PHOENIX — California lawmakers are getting closer to finding more money for the state's infrastructure with less than two weeks left in the regular legislative session, though deep divides remain.
The California Assembly and Senate have been called into extraordinary session to find revenue for transportation infrastructure, and the special session is not bound to the same deadlines as the Sept. 11 end of the regular session. Still, the legislators want to get it done in the next week, sources said.
"The goal is to get it done in the regular session," said Kiana Buss, a legislative representative in the area of housing, land use and transportation for the California State Association of Counties. "What is positive is we have agreement among a broad group of stakeholders."
The bill that most closely mirror's CSAC's advocacy is SBX1-1, sponsored by Sen. Jim Beall, a Democrat from San Jose who chairs the special session's transportation panel.

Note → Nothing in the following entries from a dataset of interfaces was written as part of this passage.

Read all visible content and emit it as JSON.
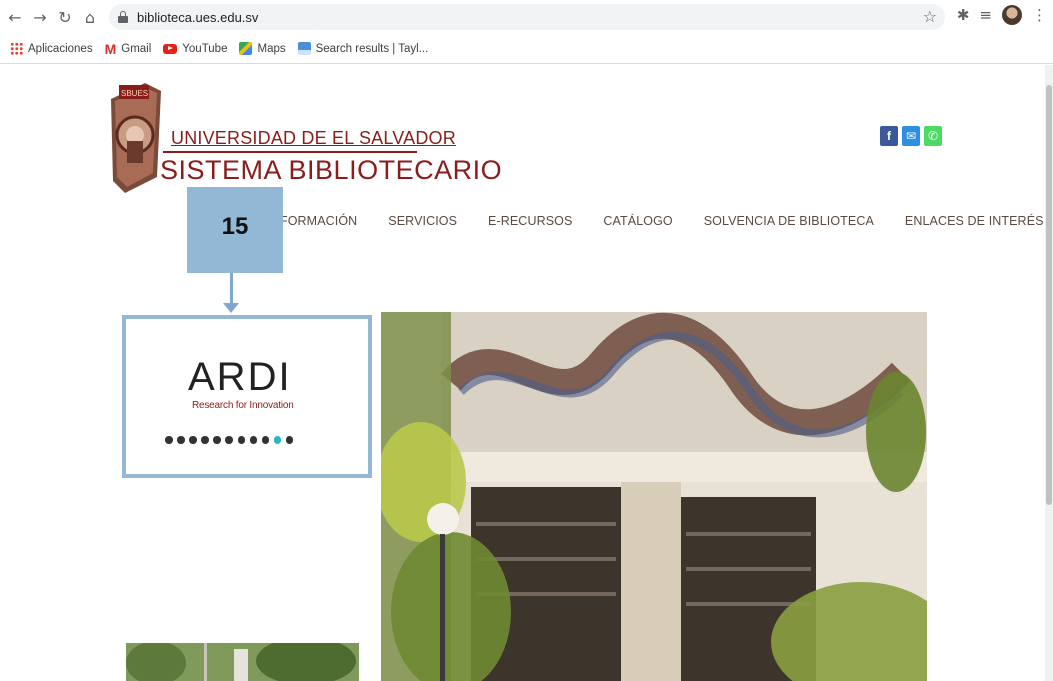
{
  "browser": {
    "url": "biblioteca.ues.edu.sv",
    "bookmarks": [
      "Aplicaciones",
      "Gmail",
      "YouTube",
      "Maps",
      "Search results | Tayl..."
    ]
  },
  "header": {
    "university": "UNIVERSIDAD DE EL SALVADOR",
    "system": "SISTEMA BIBLIOTECARIO",
    "logo_text": "SBUES",
    "social": {
      "facebook": "f",
      "mail": "✉",
      "phone": "✆"
    }
  },
  "menu": {
    "items": [
      "FORMACIÓN",
      "SERVICIOS",
      "E-RECURSOS",
      "CATÁLOGO",
      "SOLVENCIA DE BIBLIOTECA",
      "ENLACES DE INTERÉS"
    ]
  },
  "callout": {
    "number": "15",
    "color": "#92b8d6"
  },
  "carousel": {
    "title": "ARDI",
    "subtitle": "Research for Innovation",
    "dot_count": 11,
    "active_index": 9
  },
  "colors": {
    "brand": "#8b1c1c",
    "active_dot": "#29b6c9"
  }
}
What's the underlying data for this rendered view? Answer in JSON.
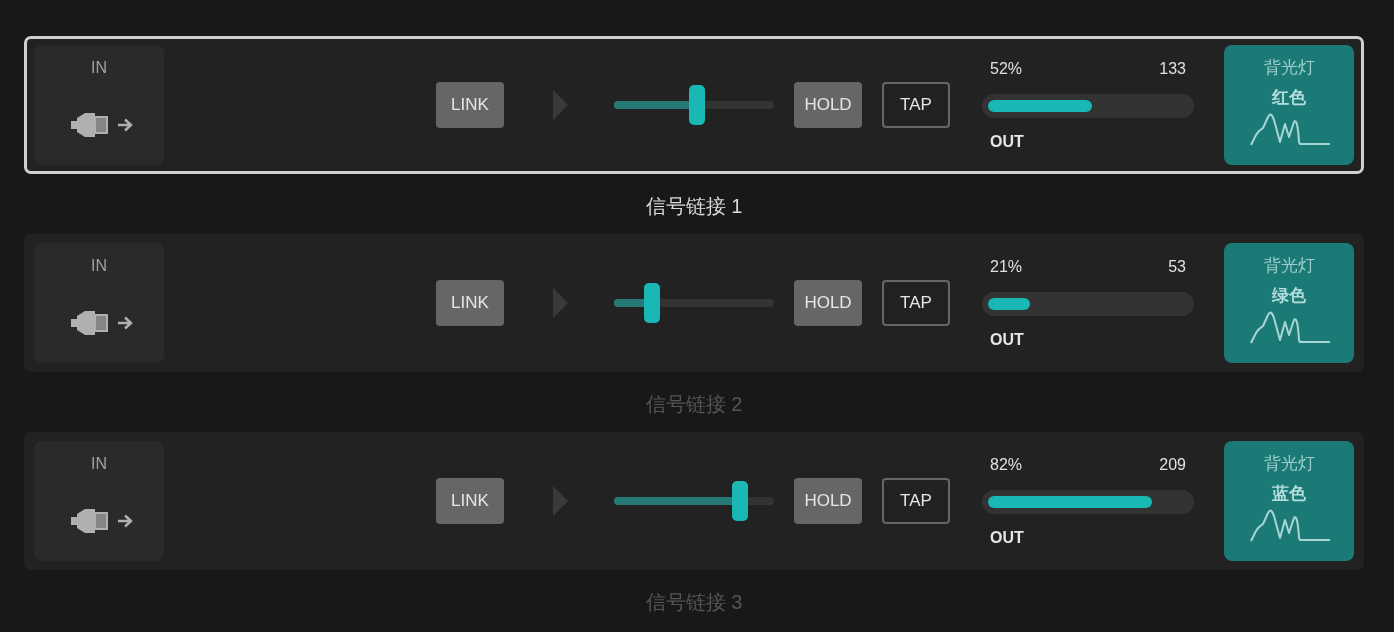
{
  "chains": [
    {
      "selected": true,
      "label": "信号链接 1",
      "input": {
        "label": "IN"
      },
      "link_button": {
        "label": "LINK"
      },
      "slider": {
        "level": 0.52
      },
      "buttons": [
        {
          "kind": "filled",
          "label": "HOLD"
        },
        {
          "kind": "outlined",
          "label": "TAP"
        }
      ],
      "meter": {
        "percent": "52%",
        "value": "133",
        "level": 0.52,
        "label": "OUT"
      },
      "backlight": {
        "title": "背光灯",
        "color_name": "红色"
      }
    },
    {
      "selected": false,
      "label": "信号链接 2",
      "input": {
        "label": "IN"
      },
      "link_button": {
        "label": "LINK"
      },
      "slider": {
        "level": 0.21
      },
      "buttons": [
        {
          "kind": "filled",
          "label": "HOLD"
        },
        {
          "kind": "outlined",
          "label": "TAP"
        }
      ],
      "meter": {
        "percent": "21%",
        "value": "53",
        "level": 0.21,
        "label": "OUT"
      },
      "backlight": {
        "title": "背光灯",
        "color_name": "绿色"
      }
    },
    {
      "selected": false,
      "label": "信号链接 3",
      "input": {
        "label": "IN"
      },
      "link_button": {
        "label": "LINK"
      },
      "slider": {
        "level": 0.82
      },
      "buttons": [
        {
          "kind": "filled",
          "label": "HOLD"
        },
        {
          "kind": "outlined",
          "label": "TAP"
        }
      ],
      "meter": {
        "percent": "82%",
        "value": "209",
        "level": 0.82,
        "label": "OUT"
      },
      "backlight": {
        "title": "背光灯",
        "color_name": "蓝色"
      }
    }
  ]
}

The committee passed Beall's bill out of its committee with some amendments Tuesday, and is now headed back to the Senate's Appropriations Committee for further consideration. That bill would rely on new car registration fees and new taxes to raise billions in revenue, including an increase of 12 cents per gallon to the gas tax Californians pay at the pump.
Tax increases require two-thirds approval of both chambers of the legislature in order to reach the governor's desk for signature.

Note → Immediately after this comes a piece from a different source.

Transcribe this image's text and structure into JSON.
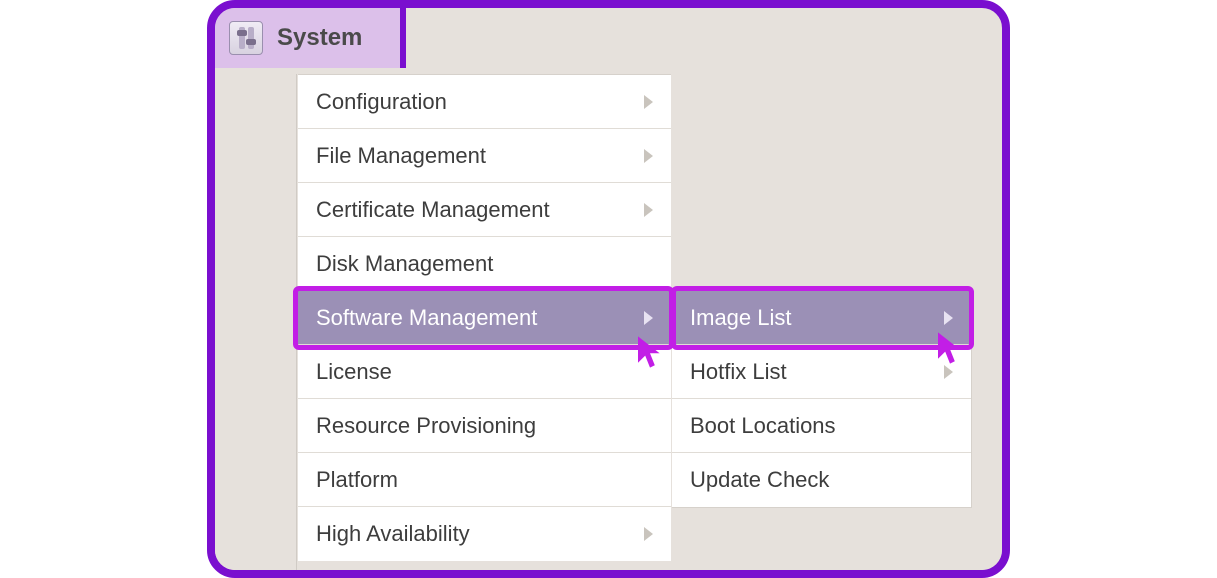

Gov. Jerry Brown in June called the special session on transportation funding in a proclamation that cited $5.7 billion of annual unfunded road infrastructure repair requirements. Beall's bill would bring in an estimated $4.5 billion a year.
But the bill faces significant opposition from Republicans, particularly Orange County Sen. John Moorlach.
At least a few Republican votes would be needed to achieve the two-thirds supermajority.
Moorlach has advocated a more austerity-based approach beginning with reform of the state Department of Transportation (Caltrans), and previously offered a bill that would have required the agencies to be doing 50% of its work with private architectural and engineering firms by 2023. Beall's committee shot that bill down last month.
On Wednesday Moorlach was circulating a petition against Beall's bill via email, arguing that Californians already pay the 4th-highest per-gallon gas taxes in the nation and citing a recent Reason Foundation study that named California roads the 45th worst in the nation.
"Legislators want $4.5 billion in higher taxes and fees to 'fix' what the original taxes and fees were supposed to accomplish," Moorlach's email said.
Buss said that the cost of deferred maintenance on California's aging infrastructure rises sharply with time, making it expensive to wait any longer to begin addressing it.
"This issue isn't going away," she said. "The longer we wait, the harder it's going to be to take care of."